Jesus says that if he had not done among them the works no one else did, they would not be guilty of sin. His point is not that the Jews who have rejected him would be sinless. Rather, they would be innocent of the specific sin of rejecting the Father by rejecting him. They have had the full word of God revealed to them but have rejected it and will stand guilty of that sin before God and be judged by the very word, the very logos, that they have rejected. Again, none of this should come as any surprise. Jesus is forewarning them once again so that they can be firm in their faith when challenges come. None of this hate and rejection should come as any surprise. Far from being something outside of God’s control, God foreshadowed all of this in their Law (which is used here as a shorthand for "Scripture"), as Jesus identifies himself with the writings of David (Ps. 35:19; 69:4; 109:3). The entire Law, the Scriptures, bore witness to Christ, so when the Jews reject Jesus in their supposed zeal for the Law, they actually violate the Law and bring down condemnation upon themselves.
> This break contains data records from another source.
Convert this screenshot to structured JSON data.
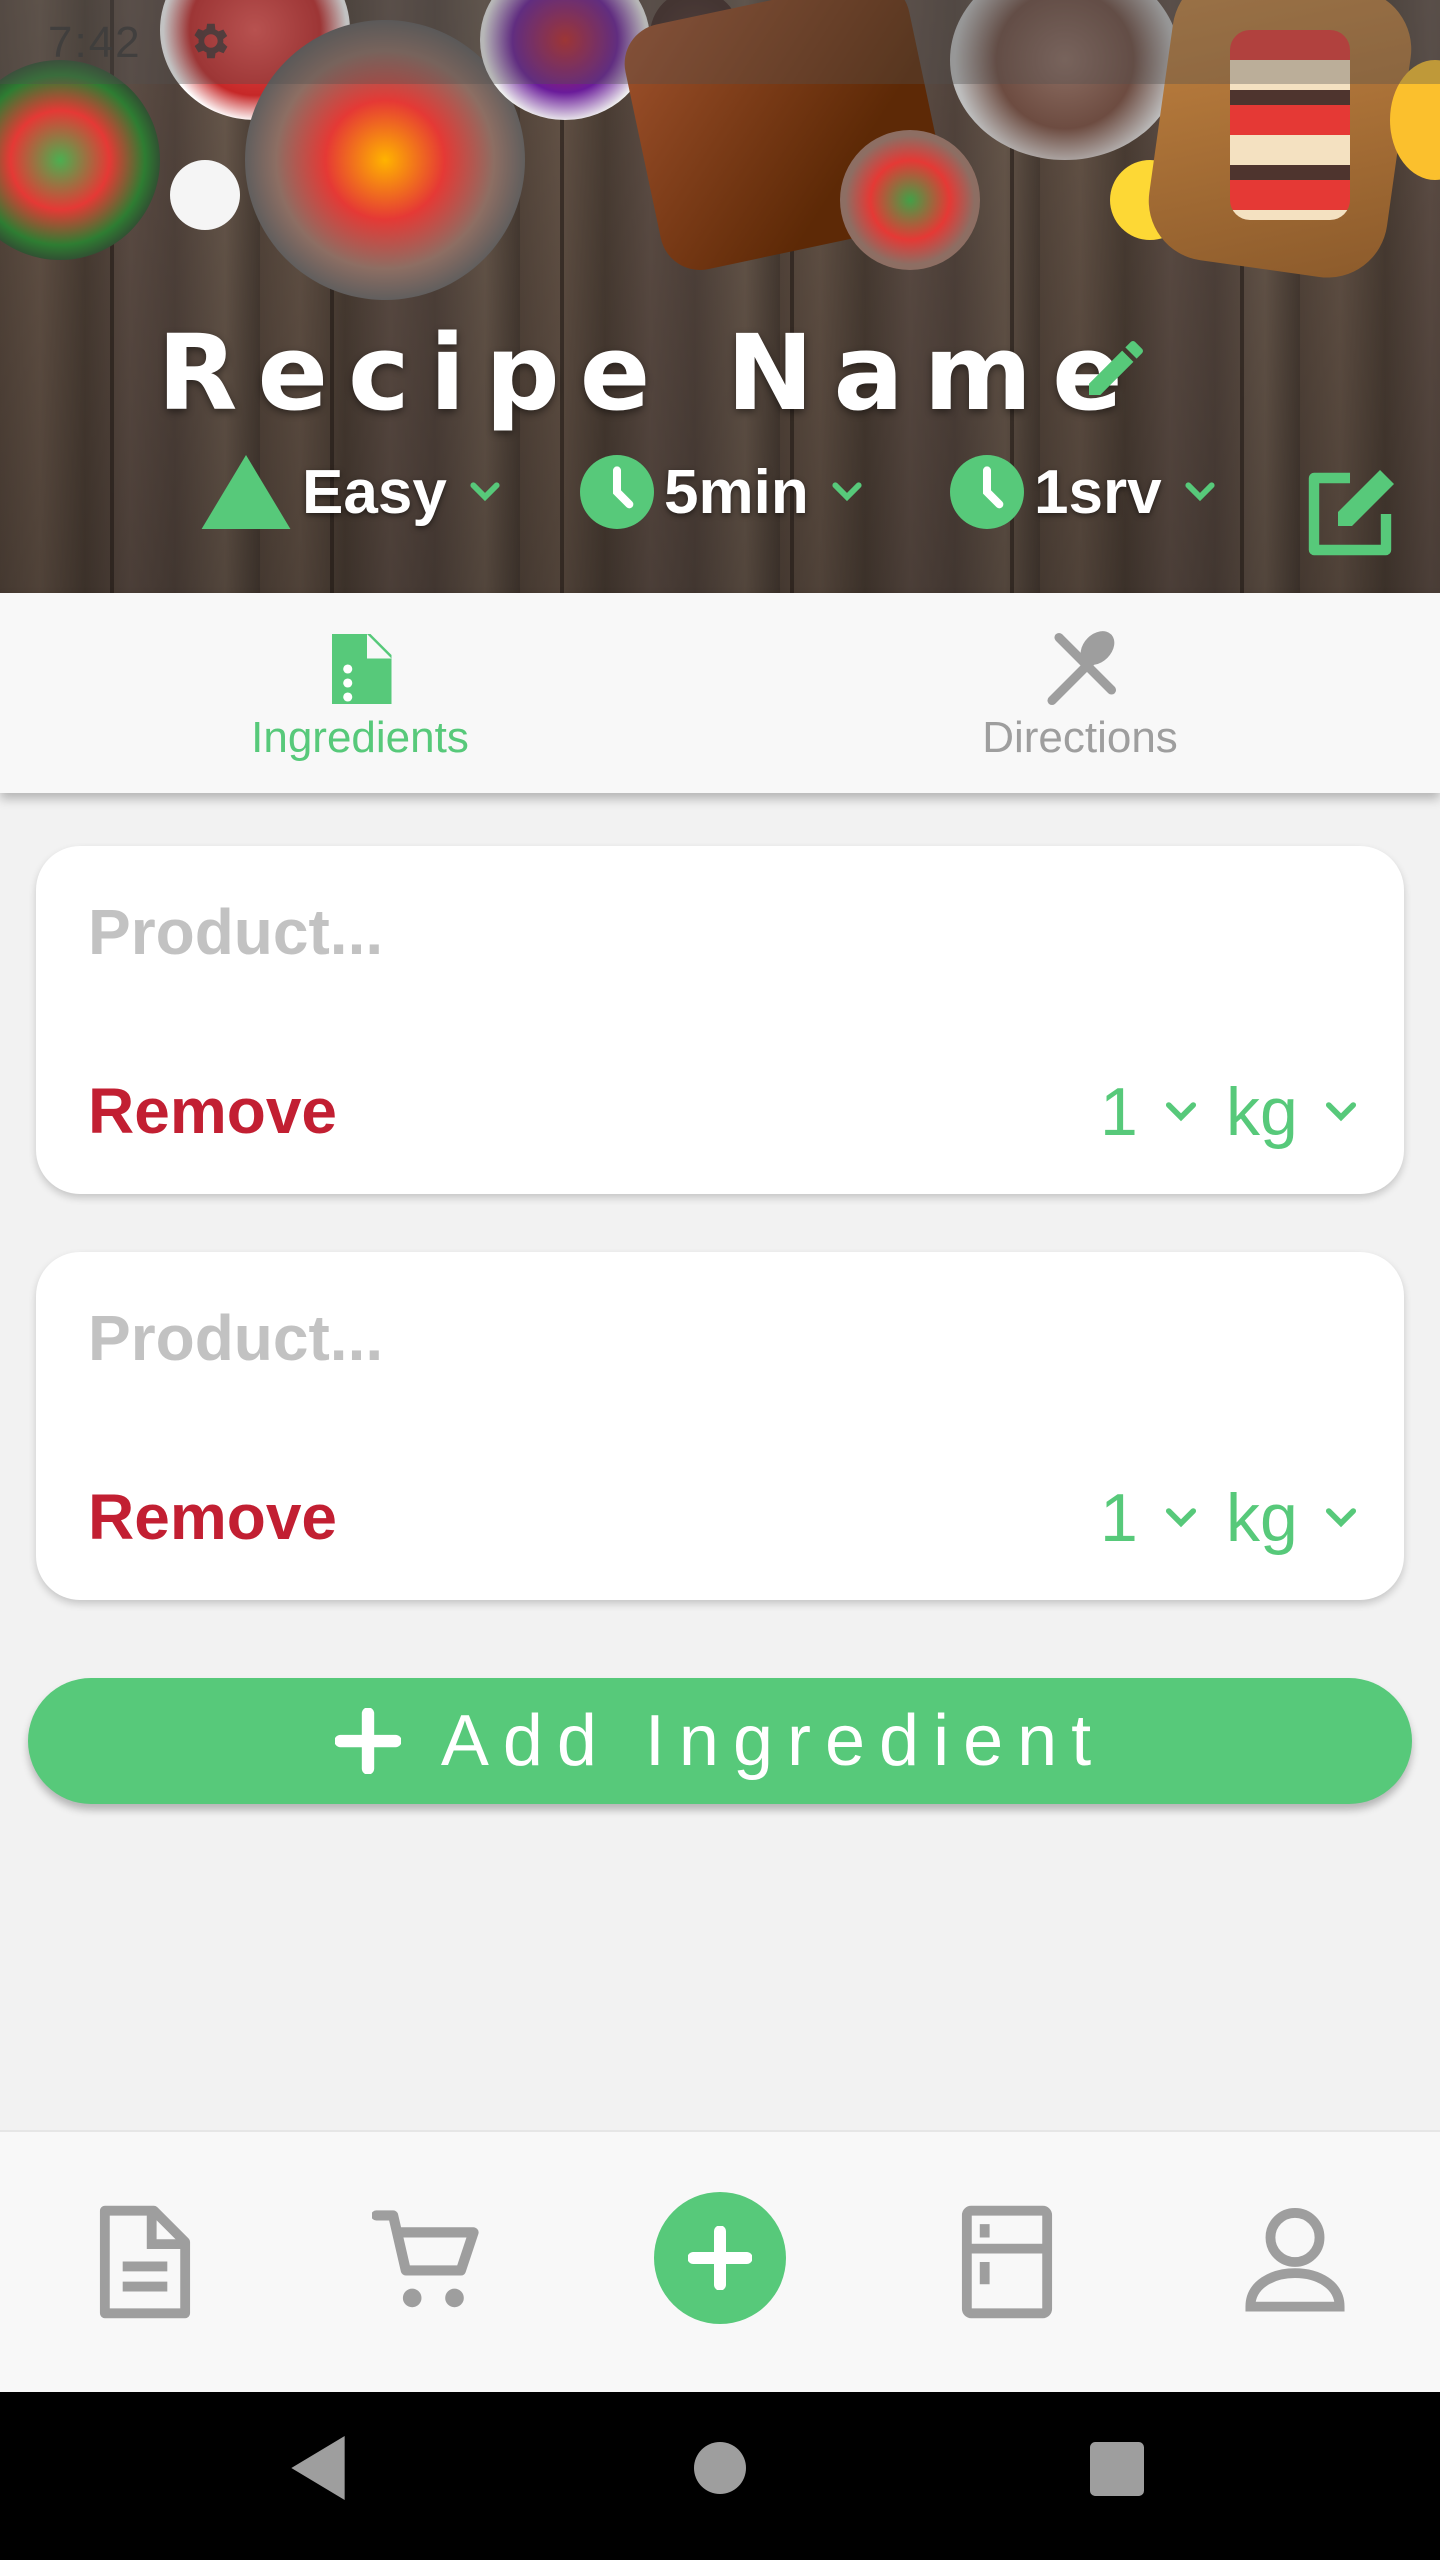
{
  "status_bar": {
    "time": "7:42"
  },
  "header": {
    "recipe_name": "Recipe Name",
    "difficulty": "Easy",
    "time": "5min",
    "servings": "1srv"
  },
  "tabs": [
    {
      "label": "Ingredients",
      "icon": "document-icon",
      "active": true
    },
    {
      "label": "Directions",
      "icon": "utensils-icon",
      "active": false
    }
  ],
  "ingredients": [
    {
      "placeholder": "Product...",
      "value": "",
      "remove_label": "Remove",
      "quantity": "1",
      "unit": "kg"
    },
    {
      "placeholder": "Product...",
      "value": "",
      "remove_label": "Remove",
      "quantity": "1",
      "unit": "kg"
    }
  ],
  "add_button": {
    "label": "Add Ingredient"
  },
  "bottom_nav": [
    "recipes-icon",
    "cart-icon",
    "add-icon",
    "fridge-icon",
    "profile-icon"
  ],
  "colors": {
    "accent": "#57c97a",
    "danger": "#c21f32",
    "placeholder": "#c2c2c2",
    "inactive": "#9e9e9e"
  }
}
They will face much persecution, but that shouldn’t lead them to think that they will be on their own facing the world. Jesus reminds them of this, as he has already briefly mentioned and will tell them much more about in the rest of their talk. They will have the call and burden the responsibility of bearing witness of the Gospel to the world. But they will not do it alone. They will benefit from the true witness, the Spirit of truth who goes out from the Father. He is the One that will testify about Jesus. The Spirit will be with them and guide them, but He won’t ever force Christians to testify about the new creation. Think of it like a flotation vest. It doesn’t do much of anything in particular if you’re not in the water, nor will it make you jump in the water. You have to take the initiative to jump in the water based on faith that the vest will work and keep you above water. The Spirit will not testify through us about Jesus if we don’t. We have to step out on faith and be willing to be used, but regardless of how inadequate we feel, if we make the effort to allow him to guide us in to truth (v. Jn. 14:26) and have faith that he will testify about Jesus through us, He will. We don’t have to do the work or be anything special, we merely have to be willing to be used. The Spirit will do the rest.
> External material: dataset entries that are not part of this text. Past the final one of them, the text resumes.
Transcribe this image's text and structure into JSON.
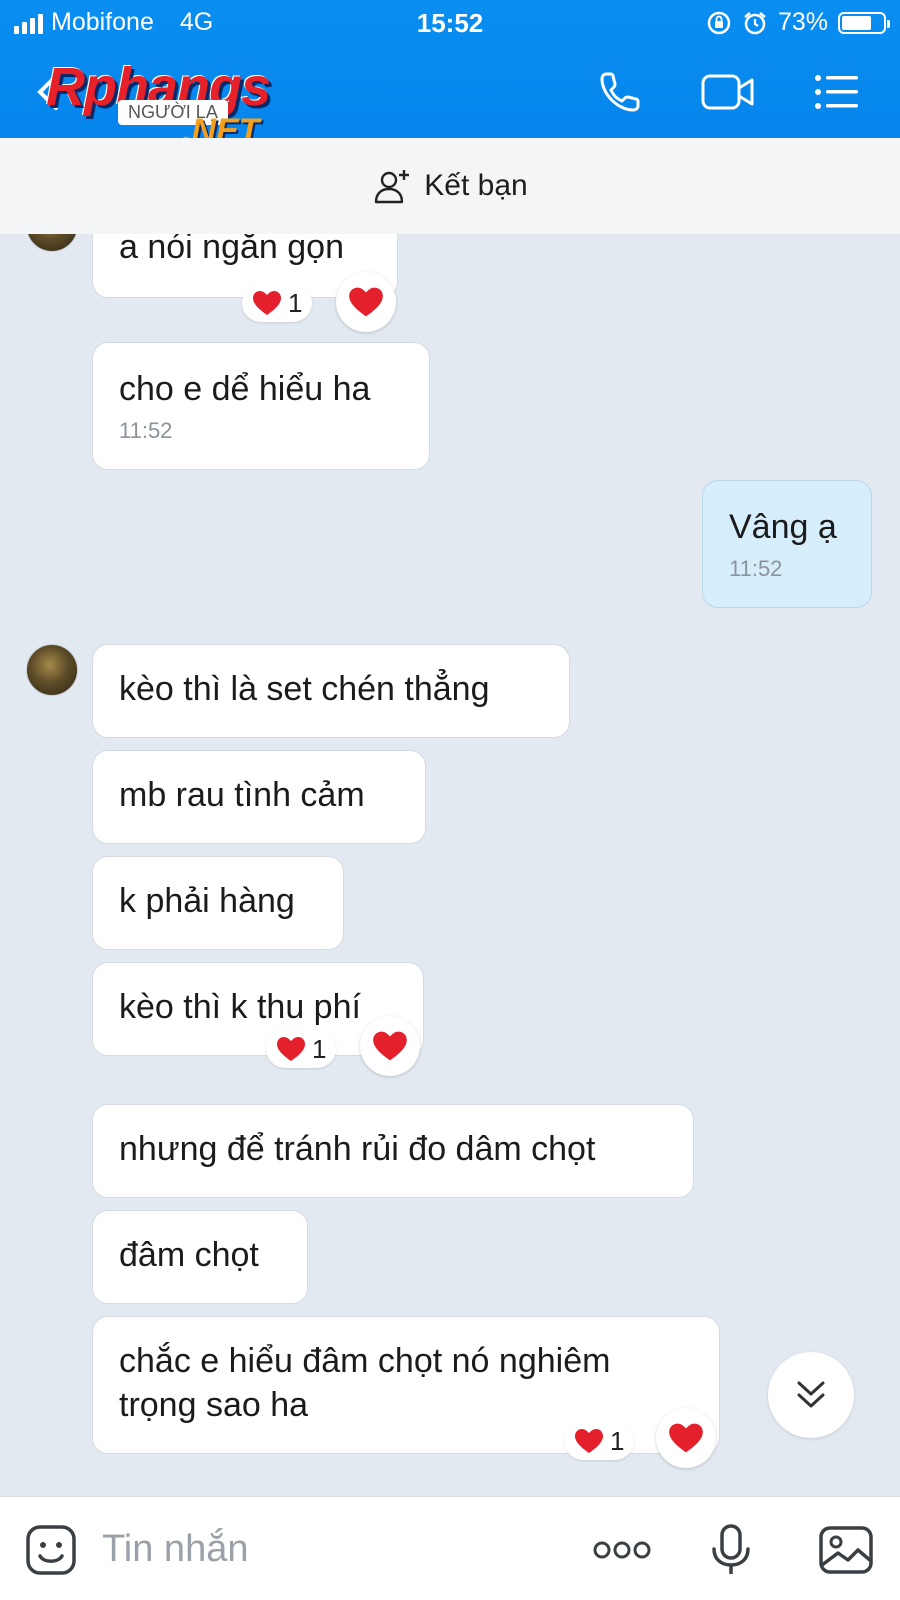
{
  "status_bar": {
    "carrier": "Mobifone",
    "network": "4G",
    "time": "15:52",
    "battery": "73%",
    "battery_level": 0.73
  },
  "header": {
    "logo_main": "Rphang",
    "logo_s": "s",
    "logo_sub": "NGƯỜI LẠ",
    "logo_net": ".NET",
    "accent_color": "#0a8ef0"
  },
  "friend_bar": {
    "label": "Kết bạn"
  },
  "messages": [
    {
      "text": "a nói ngắn gọn",
      "reaction_count": "1"
    },
    {
      "text": "cho e dể hiểu ha",
      "time": "11:52"
    },
    {
      "text": "Vâng ạ",
      "time": "11:52"
    },
    {
      "text": "kèo thì là set chén thẳng"
    },
    {
      "text": "mb rau tình cảm"
    },
    {
      "text": "k phải hàng"
    },
    {
      "text": "kèo thì k thu phí",
      "reaction_count": "1"
    },
    {
      "text": "nhưng để tránh rủi đo dâm chọt"
    },
    {
      "text": "đâm chọt"
    },
    {
      "text_line1": "chắc e hiểu đâm chọt nó nghiêm",
      "text_line2": "trọng sao ha",
      "reaction_count": "1"
    }
  ],
  "input_bar": {
    "placeholder": "Tin nhắn"
  }
}
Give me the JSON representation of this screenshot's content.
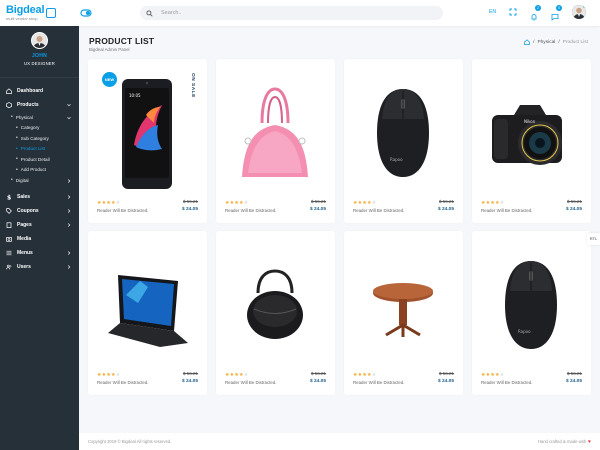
{
  "brand": {
    "name": "Bigdeal",
    "tagline": "multi vendor shop"
  },
  "search": {
    "placeholder": "Search.."
  },
  "header": {
    "language": "EN",
    "notifications_count": "2",
    "messages_count": "0"
  },
  "profile": {
    "name": "JOHN",
    "role": "UX DESIGNER"
  },
  "sidebar": {
    "dashboard": "Dashboard",
    "products": "Products",
    "physical": "Physical",
    "category": "Category",
    "sub_category": "Sub Category",
    "product_list": "Product List",
    "product_detail": "Product Detail",
    "add_product": "Add Product",
    "digital": "Digital",
    "sales": "Sales",
    "coupons": "Coupons",
    "pages": "Pages",
    "media": "Media",
    "menus": "Menus",
    "users": "Users"
  },
  "page": {
    "title": "PRODUCT LIST",
    "subtitle": "Bigdeal Admin Panel"
  },
  "breadcrumb": {
    "sep1": "/",
    "physical": "Physical",
    "sep2": "/",
    "current": "Product List"
  },
  "badges": {
    "new": "NEW",
    "sale": "ON SALE"
  },
  "products": [
    {
      "image": "smartphone",
      "rating": 4,
      "desc": "Reader Will Be Distracted.",
      "old_price": "$ 56.21",
      "price": "$ 24.05"
    },
    {
      "image": "pink-handbag",
      "rating": 4,
      "desc": "Reader Will Be Distracted.",
      "old_price": "$ 56.21",
      "price": "$ 24.05"
    },
    {
      "image": "computer-mouse",
      "rating": 4,
      "desc": "Reader Will Be Distracted.",
      "old_price": "$ 56.21",
      "price": "$ 24.05"
    },
    {
      "image": "dslr-camera",
      "rating": 4,
      "desc": "Reader Will Be Distracted.",
      "old_price": "$ 56.21",
      "price": "$ 24.05"
    },
    {
      "image": "laptop",
      "rating": 4,
      "desc": "Reader Will Be Distracted.",
      "old_price": "$ 56.21",
      "price": "$ 24.05"
    },
    {
      "image": "round-bag",
      "rating": 4,
      "desc": "Reader Will Be Distracted.",
      "old_price": "$ 56.21",
      "price": "$ 24.05"
    },
    {
      "image": "round-table",
      "rating": 4,
      "desc": "Reader Will Be Distracted.",
      "old_price": "$ 56.21",
      "price": "$ 24.05"
    },
    {
      "image": "computer-mouse",
      "rating": 4,
      "desc": "Reader Will Be Distracted.",
      "old_price": "$ 56.21",
      "price": "$ 24.05"
    }
  ],
  "rtl_label": "RTL",
  "footer": {
    "copyright": "Copyright 2019 © Bigdeal All rights reserved.",
    "credit": "Hand crafted & made with"
  },
  "colors": {
    "accent": "#0a9fe6",
    "sidebar_bg": "#263039",
    "star": "#f5a623",
    "price": "#1b5e8a"
  }
}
Have you ever been persecuted for your faith? I’m talking about really being persecuted, not someone merely questioning your beliefs or practices? What was your response to that. Did you become angry, indignant, or even fearful, or did you humbly accept it as something that comes from serving the King? The Bible calls us to react humbly and in love to even persecution, and in the process, we might even attract some to the Gospel. Spend some time thinking about persecution and how you will respond the next time it comes.